Identify every line in the records below that contains the word "ACCESS", and copy each of those lines.

= Beginning of Section =

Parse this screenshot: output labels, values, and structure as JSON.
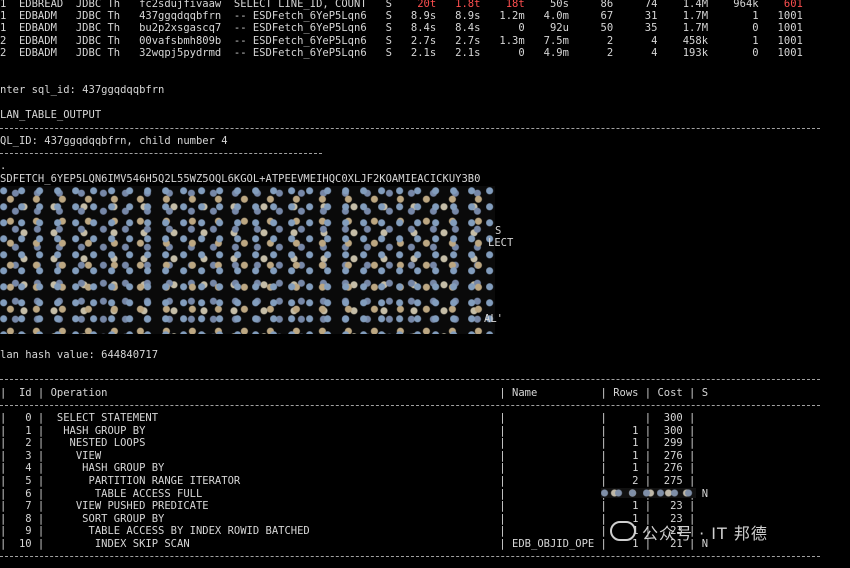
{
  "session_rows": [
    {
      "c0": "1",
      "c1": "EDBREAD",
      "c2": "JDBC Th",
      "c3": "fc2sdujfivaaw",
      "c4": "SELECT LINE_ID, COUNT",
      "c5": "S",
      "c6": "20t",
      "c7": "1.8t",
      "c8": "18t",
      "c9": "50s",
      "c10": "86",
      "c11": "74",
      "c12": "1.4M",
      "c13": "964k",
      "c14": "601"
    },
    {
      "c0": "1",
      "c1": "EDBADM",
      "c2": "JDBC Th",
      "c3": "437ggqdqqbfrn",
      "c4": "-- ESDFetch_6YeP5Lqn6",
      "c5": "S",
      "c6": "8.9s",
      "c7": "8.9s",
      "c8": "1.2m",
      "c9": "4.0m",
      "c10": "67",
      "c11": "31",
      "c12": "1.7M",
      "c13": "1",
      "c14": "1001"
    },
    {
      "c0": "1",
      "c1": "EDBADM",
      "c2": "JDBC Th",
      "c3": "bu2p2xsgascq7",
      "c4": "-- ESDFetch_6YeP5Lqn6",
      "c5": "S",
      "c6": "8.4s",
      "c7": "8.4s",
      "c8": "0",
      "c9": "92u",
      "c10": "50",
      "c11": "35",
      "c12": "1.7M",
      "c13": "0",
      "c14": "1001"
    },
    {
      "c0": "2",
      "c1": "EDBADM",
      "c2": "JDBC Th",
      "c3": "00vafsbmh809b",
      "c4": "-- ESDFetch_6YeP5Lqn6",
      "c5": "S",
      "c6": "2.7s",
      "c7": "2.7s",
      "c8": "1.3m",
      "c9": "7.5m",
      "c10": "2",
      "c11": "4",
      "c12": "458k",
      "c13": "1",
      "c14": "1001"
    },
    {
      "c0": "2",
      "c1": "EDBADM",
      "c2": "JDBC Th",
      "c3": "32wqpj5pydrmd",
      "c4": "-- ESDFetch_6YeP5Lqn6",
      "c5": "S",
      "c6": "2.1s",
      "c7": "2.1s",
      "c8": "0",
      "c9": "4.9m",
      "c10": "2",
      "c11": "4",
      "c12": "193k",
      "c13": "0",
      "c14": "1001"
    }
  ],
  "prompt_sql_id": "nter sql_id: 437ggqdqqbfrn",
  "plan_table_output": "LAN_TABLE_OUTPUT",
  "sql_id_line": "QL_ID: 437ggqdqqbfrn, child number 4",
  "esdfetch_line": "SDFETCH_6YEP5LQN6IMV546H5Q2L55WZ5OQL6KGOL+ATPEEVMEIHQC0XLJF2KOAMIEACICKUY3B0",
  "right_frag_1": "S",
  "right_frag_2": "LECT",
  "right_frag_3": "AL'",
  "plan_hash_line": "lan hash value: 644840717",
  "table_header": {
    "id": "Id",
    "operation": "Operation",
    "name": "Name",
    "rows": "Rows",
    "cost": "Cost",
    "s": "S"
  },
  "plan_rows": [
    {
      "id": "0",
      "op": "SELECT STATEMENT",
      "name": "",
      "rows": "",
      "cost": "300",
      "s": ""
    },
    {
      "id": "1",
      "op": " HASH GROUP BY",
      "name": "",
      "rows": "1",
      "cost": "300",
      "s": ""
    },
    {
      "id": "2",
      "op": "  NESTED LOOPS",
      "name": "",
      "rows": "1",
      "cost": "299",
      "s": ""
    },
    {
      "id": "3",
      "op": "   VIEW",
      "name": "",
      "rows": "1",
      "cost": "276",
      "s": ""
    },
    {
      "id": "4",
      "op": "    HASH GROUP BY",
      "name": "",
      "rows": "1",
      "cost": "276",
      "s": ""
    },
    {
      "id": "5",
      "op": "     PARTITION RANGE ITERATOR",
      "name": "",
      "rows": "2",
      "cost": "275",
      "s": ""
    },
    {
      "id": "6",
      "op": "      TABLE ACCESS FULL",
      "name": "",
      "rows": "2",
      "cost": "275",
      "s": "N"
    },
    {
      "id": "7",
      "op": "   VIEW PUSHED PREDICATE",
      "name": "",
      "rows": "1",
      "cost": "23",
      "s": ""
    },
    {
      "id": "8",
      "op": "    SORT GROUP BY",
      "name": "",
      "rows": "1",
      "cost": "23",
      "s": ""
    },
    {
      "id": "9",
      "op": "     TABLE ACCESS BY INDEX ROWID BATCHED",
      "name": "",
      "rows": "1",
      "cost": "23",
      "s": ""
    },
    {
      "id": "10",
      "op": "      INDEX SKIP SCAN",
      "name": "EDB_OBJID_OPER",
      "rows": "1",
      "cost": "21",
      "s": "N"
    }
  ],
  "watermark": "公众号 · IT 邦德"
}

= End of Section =

Your solution:
      "op": "      TABLE ACCESS FULL",
      "op": "     TABLE ACCESS BY INDEX ROWID BATCHED",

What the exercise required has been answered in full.